“Oh, I like the French. I’ll take any chance to piss on the English.”
We thanked Jim and headed over to McDaid’s, outside of which is a statue of Philip P Lynott, the bassist for Thin Lizzy. It’s kind of surprising to see a life-size bronze statue of a man with an afro leaning on a Fender precision in the middle of the street in Dublin, but Dublin is a city of surprises. Either way, it certainly bode well for McDaid’s.
McDaid’s is a seedier, more accessible place, with the same dark, used wood and intricate ceiling. The bar was staffed by Dave, a younger version of Dennis, who expressed only the slightest surprise when we asked for half pints.
I noted that behind the bar was a sign indicating that McDaid’s had been in operation since 1779, but elsewhere was a sign indicating that the pub was founded in 1873.
“Daragh got it wrong when he wrote that,” explained Dave, “He was drunk.”
“But off by a hundred years—that’s a bit much.”
“I’m kidding. You see, we only got our liquor license in 1873, although it was a bar of sorts for a hundred years prior. Before that, it was a morgue. That’s why there’s all the bloody stained glass.”
When told of our quest, Dave added a few more pubs to our list, including Grogan’s and Neany’s.
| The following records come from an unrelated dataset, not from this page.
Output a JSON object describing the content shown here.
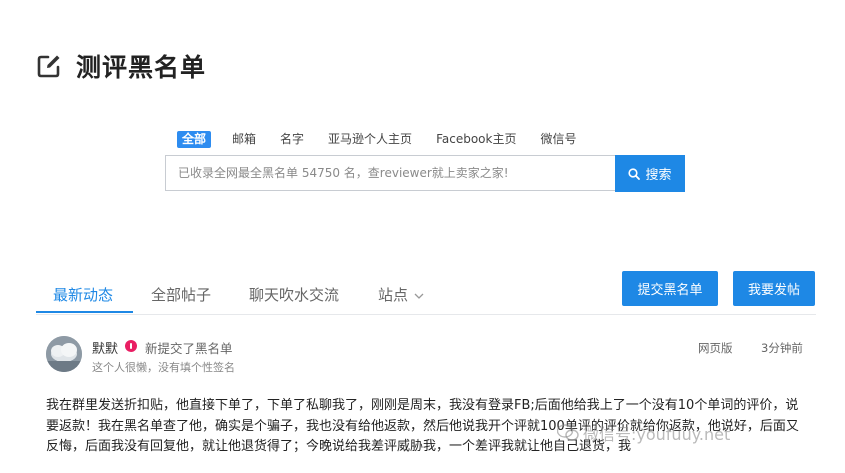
{
  "page": {
    "title": "测评黑名单"
  },
  "search": {
    "tabs": [
      {
        "label": "全部",
        "active": true
      },
      {
        "label": "邮箱"
      },
      {
        "label": "名字"
      },
      {
        "label": "亚马逊个人主页"
      },
      {
        "label": "Facebook主页"
      },
      {
        "label": "微信号"
      }
    ],
    "placeholder": "已收录全网最全黑名单 54750 名，查reviewer就上卖家之家!",
    "button_label": "搜索"
  },
  "nav": {
    "tabs": [
      {
        "label": "最新动态",
        "active": true
      },
      {
        "label": "全部帖子"
      },
      {
        "label": "聊天吹水交流"
      },
      {
        "label": "站点"
      }
    ],
    "submit_blacklist_label": "提交黑名单",
    "new_post_label": "我要发帖"
  },
  "post": {
    "author": "默默",
    "action": "新提交了黑名单",
    "signature": "这个人很懒，没有填个性签名",
    "source": "网页版",
    "time": "3分钟前",
    "body": "我在群里发送折扣贴，他直接下单了，下单了私聊我了，刚刚是周末，我没有登录FB;后面他给我上了一个没有10个单词的评价，说要返款！我在黑名单查了他，确实是个骗子，我也没有给他返款，然后他说我开个评就100单评的评价就给你返款，他说好，后面又反悔，后面我没有回复他，就让他退货得了；今晚说给我差评威胁我，一个差评我就让他自己退货，我"
  },
  "watermark": {
    "text": "微信号:youfuuy.net"
  },
  "colors": {
    "accent": "#1e88e5",
    "badge": "#e91e63"
  }
}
My French friend and I spent the next few hours walking from one to the other. As the evening wore on I find that my notes become increasingly illegible, as does my memory. I’d love to describe all these places to you, but they kind of run together into one big uberpub in my mind, with dark wooden walls, soft wooden floors, and hard wooden bars. All of them were staffed by dry, witty and exceedingly friendly barmen who took intense interest in our quest and kept adding other pubs to the list, all the while explaining the art of storing, pouring and drinking Guinness.
Of course, given our consumption of Guinness, we had to make frequent use of the facilities, and there I stumbled upon (I mean that literally) a dispensing machine on the wall of one of the pubs. I don’t know if there are dispensing machines on the walls of women’s bathrooms nor what they would dispense, but in men’s bathrooms there are often condom dispensers, which occasionally save a slot for breath mints (I suppose they figure that if you don’t take care of your breath first, you may not need the condom after all). My journalistic instincts were still sufficiently honed to note the rather unusual selection offered by the dispensing machine. To whit:
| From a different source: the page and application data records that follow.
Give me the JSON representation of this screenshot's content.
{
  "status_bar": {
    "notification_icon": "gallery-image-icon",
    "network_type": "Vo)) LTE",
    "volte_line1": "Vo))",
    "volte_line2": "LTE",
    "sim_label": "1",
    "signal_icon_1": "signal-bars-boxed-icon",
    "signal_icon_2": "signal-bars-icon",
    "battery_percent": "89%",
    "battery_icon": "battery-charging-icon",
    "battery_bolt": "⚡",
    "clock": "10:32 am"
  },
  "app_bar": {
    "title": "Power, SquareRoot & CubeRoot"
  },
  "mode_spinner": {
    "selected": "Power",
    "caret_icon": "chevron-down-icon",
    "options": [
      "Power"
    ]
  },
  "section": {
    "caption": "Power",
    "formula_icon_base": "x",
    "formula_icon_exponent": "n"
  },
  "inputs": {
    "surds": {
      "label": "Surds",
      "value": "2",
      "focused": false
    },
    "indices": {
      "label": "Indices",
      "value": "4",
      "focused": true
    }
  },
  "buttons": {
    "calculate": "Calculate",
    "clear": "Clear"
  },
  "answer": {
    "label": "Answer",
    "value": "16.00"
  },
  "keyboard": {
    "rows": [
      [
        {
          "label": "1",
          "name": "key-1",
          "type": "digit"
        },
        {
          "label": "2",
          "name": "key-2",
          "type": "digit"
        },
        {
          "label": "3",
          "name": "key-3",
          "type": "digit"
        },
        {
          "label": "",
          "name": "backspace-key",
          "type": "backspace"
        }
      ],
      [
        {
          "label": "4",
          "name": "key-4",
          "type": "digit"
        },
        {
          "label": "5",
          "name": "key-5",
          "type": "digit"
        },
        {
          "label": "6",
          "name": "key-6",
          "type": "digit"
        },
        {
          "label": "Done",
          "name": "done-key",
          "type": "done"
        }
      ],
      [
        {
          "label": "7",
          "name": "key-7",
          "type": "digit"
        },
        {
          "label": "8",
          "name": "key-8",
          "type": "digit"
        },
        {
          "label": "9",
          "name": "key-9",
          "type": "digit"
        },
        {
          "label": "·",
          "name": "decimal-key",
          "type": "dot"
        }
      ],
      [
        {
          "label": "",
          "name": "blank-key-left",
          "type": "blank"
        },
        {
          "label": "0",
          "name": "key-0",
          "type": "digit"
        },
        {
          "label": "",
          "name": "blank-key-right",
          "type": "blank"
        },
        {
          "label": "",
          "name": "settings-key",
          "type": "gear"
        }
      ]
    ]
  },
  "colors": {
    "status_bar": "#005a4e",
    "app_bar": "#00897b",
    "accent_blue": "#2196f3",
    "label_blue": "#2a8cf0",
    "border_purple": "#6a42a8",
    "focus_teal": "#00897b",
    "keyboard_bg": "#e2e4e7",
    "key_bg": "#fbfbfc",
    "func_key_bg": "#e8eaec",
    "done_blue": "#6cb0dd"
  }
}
- “Golden Root Complex: the Ultimate Pill For Adults”
- “Sensational Vibe Pleasure Ring”
- Two types of condoms
I couldn’t let that go, so I slapped my piece of paper up against the wall to copy down the names of all these things and consistently got jostled by other men trying to make their way past me to the urinals as I struggled with the fact that my pen won’t work when writing against a wall.
This is the epitome of travel writing.
My French friend indicated that we really had to be going, since we had a business dinner to attend (!) so we started off in the general direction of somewhere or other, until I realized that we hadn’t returned to Kheo’s! We had promised Dennis after all! We therefore staggered back up Grafton and into our first pub. Dennis had been right, there was far more atmosphere now. Dennis, however, was gone, his replacement, Donald (do all barmen in Dublin have names that begin with D?) explained that given his twenty-two years of seniority, Dennis pulled the easier shifts.
“We promised him we’d come back and tell him whether Kheo’s really did have the best pint in Dublin.”
“You’d best try another, then.”
“Actually,” he continued, “you should ask the boys.” He jerked a thumb to a group of four men sitting at the end of the bar. “Well boys, what do you think?”
“Worst pint in Dublin!” the thinnest of the lot exclaimed. “You’re better off drinking dishwater.”
One of his friends chipped in. “Great for constipation, though. After a pint here you can shit through the eye of a needle.”
They had a good laugh and ordered more Guinness. We had to go, but I have no doubt that they continued to communicate with each other late into the night.